*** Opening Records supplied ***

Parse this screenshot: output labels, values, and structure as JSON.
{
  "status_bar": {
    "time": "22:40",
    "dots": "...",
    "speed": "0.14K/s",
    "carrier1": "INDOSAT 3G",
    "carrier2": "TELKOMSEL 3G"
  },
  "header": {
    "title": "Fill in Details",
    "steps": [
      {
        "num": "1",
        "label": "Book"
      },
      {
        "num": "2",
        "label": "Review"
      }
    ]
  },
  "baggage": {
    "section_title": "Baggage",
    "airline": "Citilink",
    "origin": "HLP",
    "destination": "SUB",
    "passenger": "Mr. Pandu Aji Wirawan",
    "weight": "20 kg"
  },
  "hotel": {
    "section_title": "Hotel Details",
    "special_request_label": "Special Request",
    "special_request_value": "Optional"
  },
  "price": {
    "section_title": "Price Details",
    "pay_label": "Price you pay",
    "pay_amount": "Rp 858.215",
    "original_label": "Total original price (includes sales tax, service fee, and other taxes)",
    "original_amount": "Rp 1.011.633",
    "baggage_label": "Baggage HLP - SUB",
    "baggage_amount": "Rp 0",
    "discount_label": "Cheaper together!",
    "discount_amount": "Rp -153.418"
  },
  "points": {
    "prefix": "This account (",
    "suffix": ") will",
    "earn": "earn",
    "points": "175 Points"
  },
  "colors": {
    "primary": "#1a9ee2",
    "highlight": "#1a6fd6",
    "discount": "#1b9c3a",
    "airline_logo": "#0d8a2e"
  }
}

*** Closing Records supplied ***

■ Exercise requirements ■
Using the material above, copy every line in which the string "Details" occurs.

■ Answer below ■
    "title": "Fill in Details",
    "section_title": "Hotel Details",
    "section_title": "Price Details",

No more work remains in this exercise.